About a year ago I discovered to my dismay that using Arabic in InDesign was entirely impossible.
I wanted to make a type of dictionary for my Arabic 101 students, using an Excel spreadsheet full of Arabic words. When I placed any Arabic text, though, this happened:
While Microsoft and Apple have great right-to-left (RTL) language support built in, Adobe doesn’t. InDesign and Illustrator cannot handle RTL text. Adobe has, however, outsourced their code to WinSoft, who develops the Creative Suite ME (Middle Eastern edition), which does have excellent RTL support, especially through the use of their Tasmeem typesetting framework, recently highlighted in Saudi Aramco Magazine. However, I don’t want to buy the ME version for minimal Arabic use.
The only way around this is to type the text in backwards: if you want the word alkitaab, you would have to type baatikla and InDesign should show it correctly.
There’s one big caveat though—Arabic letters have different forms depending on where they show up in the word (initial, medial, final, or isolated).
This typing-backwards, faux-RTL works great for Hebrew since almost every letter has the same shape no matter where they are in the word. In fact, InDesignSecrets.com mentioned a script that will take pasted Hebrew characters and reverse them automatically.
Unfortunately, Arabic is more complex. There is a clunky solution—hunt and peck with the glyphs panel. This workaround is not useful for large amounts of Arabic text. If you want to design something with a substantial amount of Arabic, buy InDesign ME. (if you’re desperate, I guess you could do an entire book like this. It would just take several months to get the text done :) ).
Typing with the glyphs panel
The glyphs panel is a great and often underused panel in InDesign. It’s generally used for finding and inserting dingbat characters or other non-standard glyphs in a font.

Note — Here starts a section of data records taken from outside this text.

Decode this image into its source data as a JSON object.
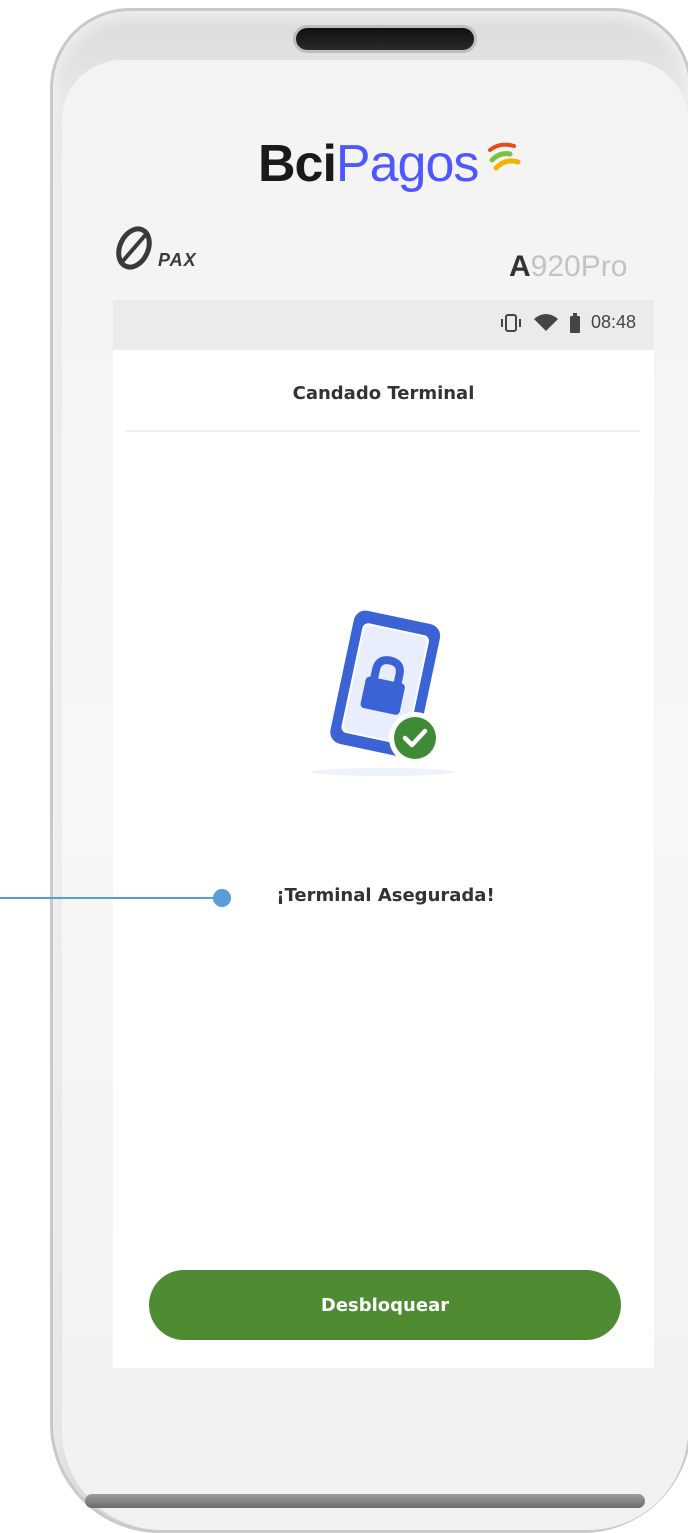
{
  "device": {
    "brand_bci": "Bci",
    "brand_pagos": "Pagos",
    "pax_label": "PAX",
    "model_prefix": "A",
    "model_suffix": "920Pro"
  },
  "statusbar": {
    "time": "08:48",
    "icons": [
      "vibrate-icon",
      "wifi-icon",
      "battery-icon"
    ]
  },
  "screen": {
    "title": "Candado Terminal",
    "illustration": "phone-lock-check-icon",
    "message": "¡Terminal Asegurada!",
    "button_label": "Desbloquear"
  },
  "colors": {
    "button": "#4f8b32",
    "callout": "#5b9bd8",
    "phone_blue": "#3b63d6",
    "brand_blue": "#4f57ff"
  }
}
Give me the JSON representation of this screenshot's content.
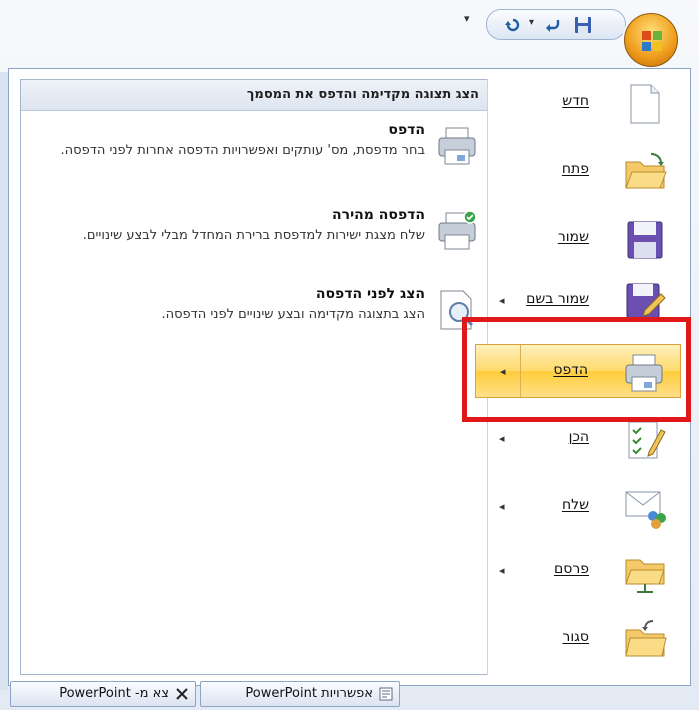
{
  "qat": {
    "undo_arrow": "▾",
    "customize_arrow": "▾"
  },
  "submenu": {
    "title": "הצג תצוגה מקדימה והדפס את המסמך",
    "options": [
      {
        "title": "הדפס",
        "desc": "בחר מדפסת, מס' עותקים ואפשרויות הדפסה אחרות לפני הדפסה.",
        "icon": "printer-icon"
      },
      {
        "title": "הדפסה מהירה",
        "desc": "שלח מצגת ישירות למדפסת ברירת המחדל מבלי לבצע שינויים.",
        "icon": "quick-print-icon"
      },
      {
        "title": "הצג לפני הדפסה",
        "desc": "הצג בתצוגה מקדימה ובצע שינויים לפני הדפסה.",
        "icon": "print-preview-icon"
      }
    ]
  },
  "menu": {
    "items": [
      {
        "label": "חדש",
        "icon": "new-document-icon",
        "arrow": ""
      },
      {
        "label": "פתח",
        "icon": "open-folder-icon",
        "arrow": ""
      },
      {
        "label": "שמור",
        "icon": "save-disk-icon",
        "arrow": ""
      },
      {
        "label": "שמור בשם",
        "icon": "save-as-icon",
        "arrow": "◂"
      },
      {
        "label": "הדפס",
        "icon": "printer-icon",
        "arrow": "◂"
      },
      {
        "label": "הכן",
        "icon": "prepare-icon",
        "arrow": "◂"
      },
      {
        "label": "שלח",
        "icon": "send-icon",
        "arrow": "◂"
      },
      {
        "label": "פרסם",
        "icon": "publish-icon",
        "arrow": "◂"
      },
      {
        "label": "סגור",
        "icon": "close-folder-icon",
        "arrow": ""
      }
    ]
  },
  "footer": {
    "options_label": "אפשרויות PowerPoint",
    "exit_label": "צא מ- PowerPoint"
  },
  "colors": {
    "highlight": "#ffd96a",
    "annotation": "#e01818"
  }
}
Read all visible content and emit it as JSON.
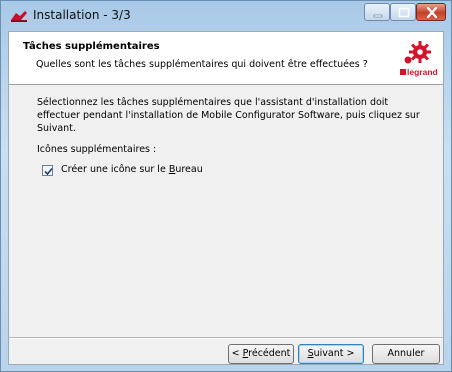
{
  "window": {
    "title": "Installation - 3/3"
  },
  "header": {
    "title": "Tâches supplémentaires",
    "subtitle": "Quelles sont les tâches supplémentaires qui doivent être effectuées ?",
    "logo_text": "legrand"
  },
  "main": {
    "description": "Sélectionnez les tâches supplémentaires que l'assistant d'installation doit effectuer pendant l'installation de Mobile Configurator Software, puis cliquez sur Suivant.",
    "extra_icons_label": "Icônes supplémentaires :",
    "checkbox": {
      "label_before": "Créer une icône sur le ",
      "label_mnemonic": "B",
      "label_after": "ureau",
      "checked": true
    }
  },
  "buttons": {
    "prev_before": "< ",
    "prev_mnemonic": "P",
    "prev_after": "récédent",
    "next_mnemonic": "S",
    "next_after": "uivant >",
    "cancel": "Annuler"
  },
  "colors": {
    "brand": "#d4142a",
    "title_bar": "#b9d3ec"
  }
}
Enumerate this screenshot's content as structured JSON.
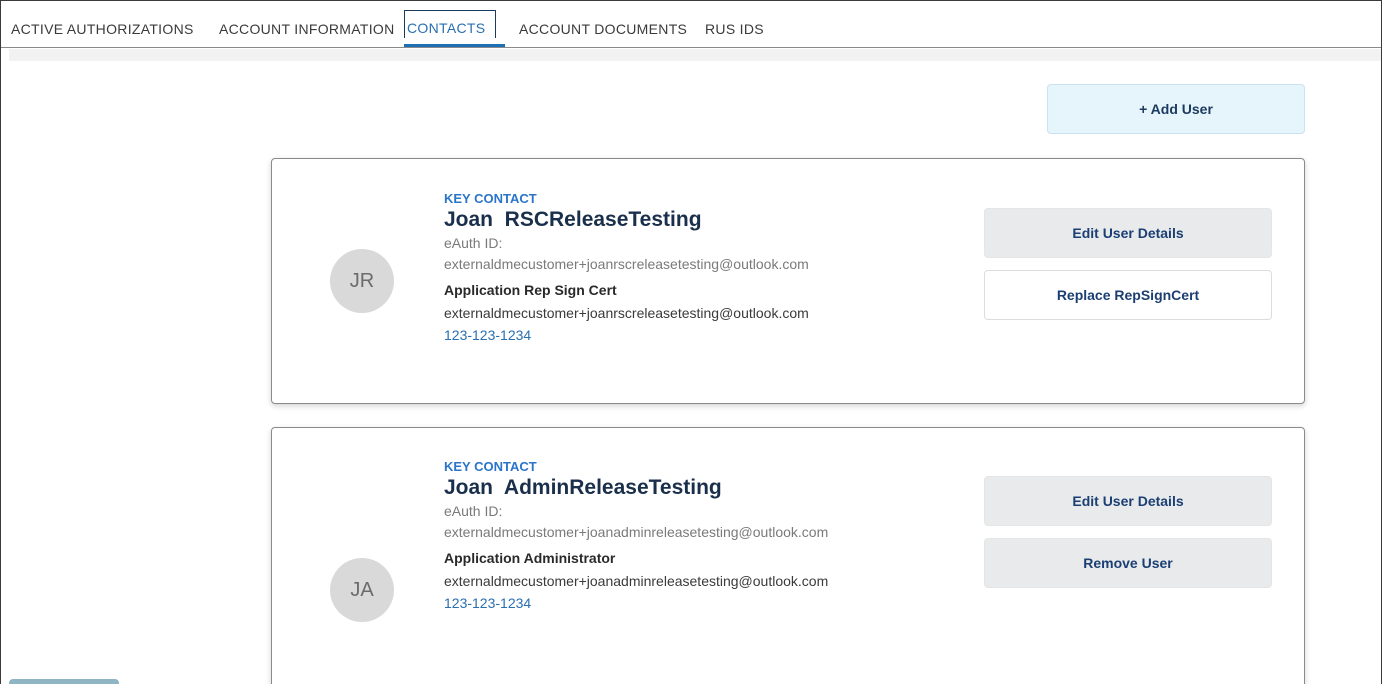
{
  "tabs": [
    {
      "label": "ACTIVE AUTHORIZATIONS"
    },
    {
      "label": "ACCOUNT INFORMATION"
    },
    {
      "label": "CONTACTS"
    },
    {
      "label": "ACCOUNT DOCUMENTS"
    },
    {
      "label": "RUS IDS"
    }
  ],
  "active_tab": "CONTACTS",
  "add_user_label": "+ Add User",
  "contacts": [
    {
      "initials": "JR",
      "tag": "KEY CONTACT",
      "name": "Joan  RSCReleaseTesting",
      "eauth_label": "eAuth ID:",
      "eauth_id": "externaldmecustomer+joanrscreleasetesting@outlook.com",
      "role": "Application Rep Sign Cert",
      "email": "externaldmecustomer+joanrscreleasetesting@outlook.com",
      "phone": "123-123-1234",
      "buttons": [
        "Edit User Details",
        "Replace RepSignCert"
      ]
    },
    {
      "initials": "JA",
      "tag": "KEY CONTACT",
      "name": "Joan  AdminReleaseTesting",
      "eauth_label": "eAuth ID:",
      "eauth_id": "externaldmecustomer+joanadminreleasetesting@outlook.com",
      "role": "Application Administrator",
      "email": "externaldmecustomer+joanadminreleasetesting@outlook.com",
      "phone": "123-123-1234",
      "buttons": [
        "Edit User Details",
        "Remove User"
      ]
    }
  ],
  "colors": {
    "accent": "#2a74c9",
    "name": "#1a2f4b",
    "button_text": "#1c3f73",
    "add_user_bg": "#e6f4fc"
  }
}
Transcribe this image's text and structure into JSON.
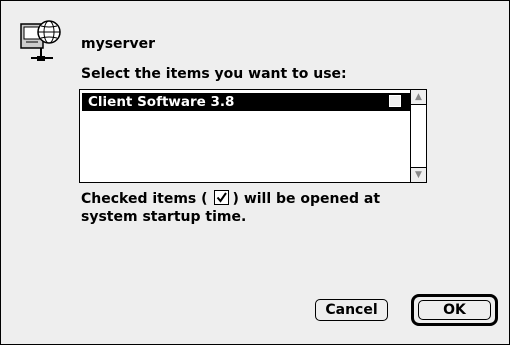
{
  "dialog": {
    "server_name": "myserver",
    "prompt": "Select the items you want to use:",
    "list_items": [
      {
        "label": "Client Software 3.8",
        "selected": true,
        "checked": false
      }
    ],
    "info_line1_before": "Checked items (",
    "info_line1_after": ") will be opened at",
    "info_line2": "system startup time.",
    "cancel_label": "Cancel",
    "ok_label": "OK"
  },
  "icons": {
    "server": "server-globe-icon",
    "checkbox": "checkbox-icon",
    "check_sample": "checkmark-icon",
    "scroll_up": "scroll-up-arrow-icon",
    "scroll_down": "scroll-down-arrow-icon"
  },
  "colors": {
    "dialog_bg": "#eeeeee",
    "selection_bg": "#000000",
    "selection_text": "#ffffff"
  }
}
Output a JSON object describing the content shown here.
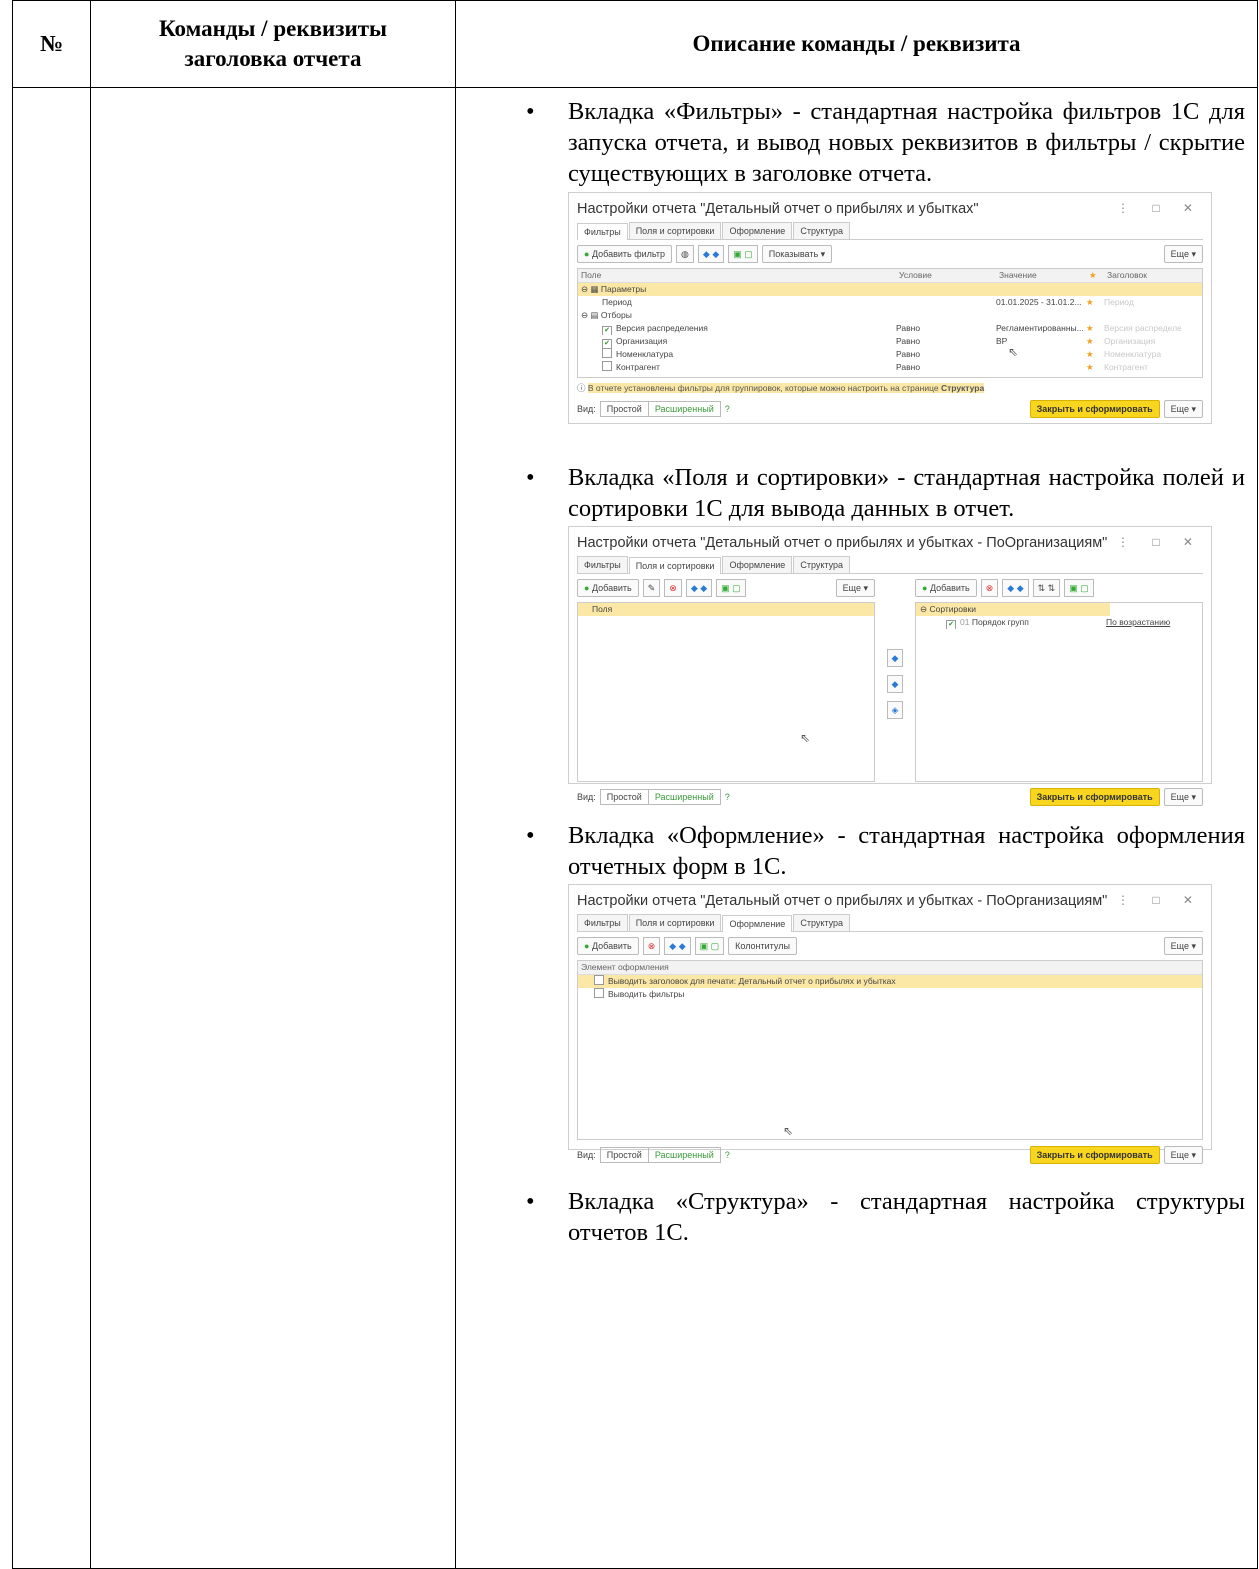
{
  "table": {
    "header": {
      "col1": "№",
      "col2": "Команды / реквизиты заголовка отчета",
      "col3": "Описание команды / реквизита"
    }
  },
  "bullets": [
    {
      "text": "Вкладка «Фильтры» - стандартная настройка фильтров 1С для запуска отчета, и вывод новых реквизитов в фильтры / скрытие существующих в заголовке отчета."
    },
    {
      "text": "Вкладка «Поля и сортировки» - стандартная настройка полей и сортировки 1С для вывода данных в отчет."
    },
    {
      "text": "Вкладка «Оформление» - стандартная настройка оформления отчетных форм в 1С."
    },
    {
      "text": "Вкладка «Структура» - стандартная настройка структуры отчетов 1С."
    }
  ],
  "common": {
    "tabs": [
      "Фильтры",
      "Поля и сортировки",
      "Оформление",
      "Структура"
    ],
    "view_label": "Вид:",
    "view_simple": "Простой",
    "view_extended": "Расширенный",
    "help": "?",
    "close_and_generate": "Закрыть и сформировать",
    "more": "Еще ▾",
    "win_controls": "⋮ □ ✕"
  },
  "shot1": {
    "title": "Настройки отчета \"Детальный отчет о прибылях и убытках\"",
    "add_filter": "Добавить фильтр",
    "show": "Показывать ▾",
    "columns": [
      "Поле",
      "Условие",
      "Значение",
      "★",
      "Заголовок"
    ],
    "rows": [
      {
        "field": "Параметры",
        "cond": "",
        "val": "",
        "star": "",
        "hdr": ""
      },
      {
        "field": "Период",
        "cond": "",
        "val": "01.01.2025 - 31.01.2...",
        "star": "★",
        "hdr": "Период"
      },
      {
        "field": "Отборы",
        "cond": "",
        "val": "",
        "star": "",
        "hdr": ""
      },
      {
        "field": "Версия распределения",
        "cond": "Равно",
        "val": "Регламентированны...",
        "star": "★",
        "hdr": "Версия распределе"
      },
      {
        "field": "Организация",
        "cond": "Равно",
        "val": "ВР",
        "star": "★",
        "hdr": "Организация"
      },
      {
        "field": "Номенклатура",
        "cond": "Равно",
        "val": "",
        "star": "★",
        "hdr": "Номенклатура"
      },
      {
        "field": "Контрагент",
        "cond": "Равно",
        "val": "",
        "star": "★",
        "hdr": "Контрагент"
      }
    ],
    "info_prefix": "В отчете установлены фильтры для группировок, которые можно настроить на странице ",
    "info_link": "Структура"
  },
  "shot2": {
    "title": "Настройки отчета \"Детальный отчет о прибылях и убытках - ПоОрганизациям\"",
    "add": "Добавить",
    "fields_label": "Поля",
    "sorts_label": "Сортировки",
    "sort_num": "01",
    "sort_item": "Порядок групп",
    "sort_dir": "По возрастанию"
  },
  "shot3": {
    "title": "Настройки отчета \"Детальный отчет о прибылях и убытках - ПоОрганизациям\"",
    "add": "Добавить",
    "headers_footers": "Колонтитулы",
    "col_header": "Элемент оформления",
    "items": [
      "Выводить заголовок для печати: Детальный отчет о прибылях и убытках",
      "Выводить фильтры"
    ]
  }
}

You can even save your most commonly used glyphs for easy access:
You can even type with the glyphs panel, which is how we get Arabic working in InDesign. This method also works for Illustrator and any other Adobe program with a glyphs panel.
To activate the panel, go to Window > Type & Tables > Glyphs. Choose an Arabic font from the list in the bottom left corner of the panel to load that font into the panel. I like working with the Arabic Typesetting font that comes with Office 2007 because of the dozens of alternate glyphs and ligatures that are available. Microsoft has an excellent collection of Arabic fonts as well.
You should see normal Roman characters in the panel. Scroll down until you get the Arabic glyphs. Double click on a letter to insert it at your cursor.
Here’s where the magic starts. Many of the glyphs will have a black triangle in the bottom right corner of the grid box. This means that there are alternate glyphs for that character—in this case, different positions for the letter. Click and hold one of the boxes with alternate glyphs and you’ll see all the different possibilities for that letter.
To type a full Arabic word, insert the appropriately positioned letters in backwards order using the glyphs panel. Here’s a live example of this in action (sorry for the horrible quality):
You can insert alternate glyphs and ligatures too:
If you use a decorative Arabic font, like Microsoft’s Diwani family (found in the arafonts.exe font package), you can use the decorative swashes as well. You can even change the font after inserting the letters to another Arabic font and maintain the letters.
In the end, you’ll have real Arabic text that can be manipulated just like normal InDesign text. It’s a clunky method, but it works, as seen here.
This could all probably be automated with a script of sorts, but I’m no programmer.
If anyone has comments or suggestions (or knows how to make a script for this), leave a comment below…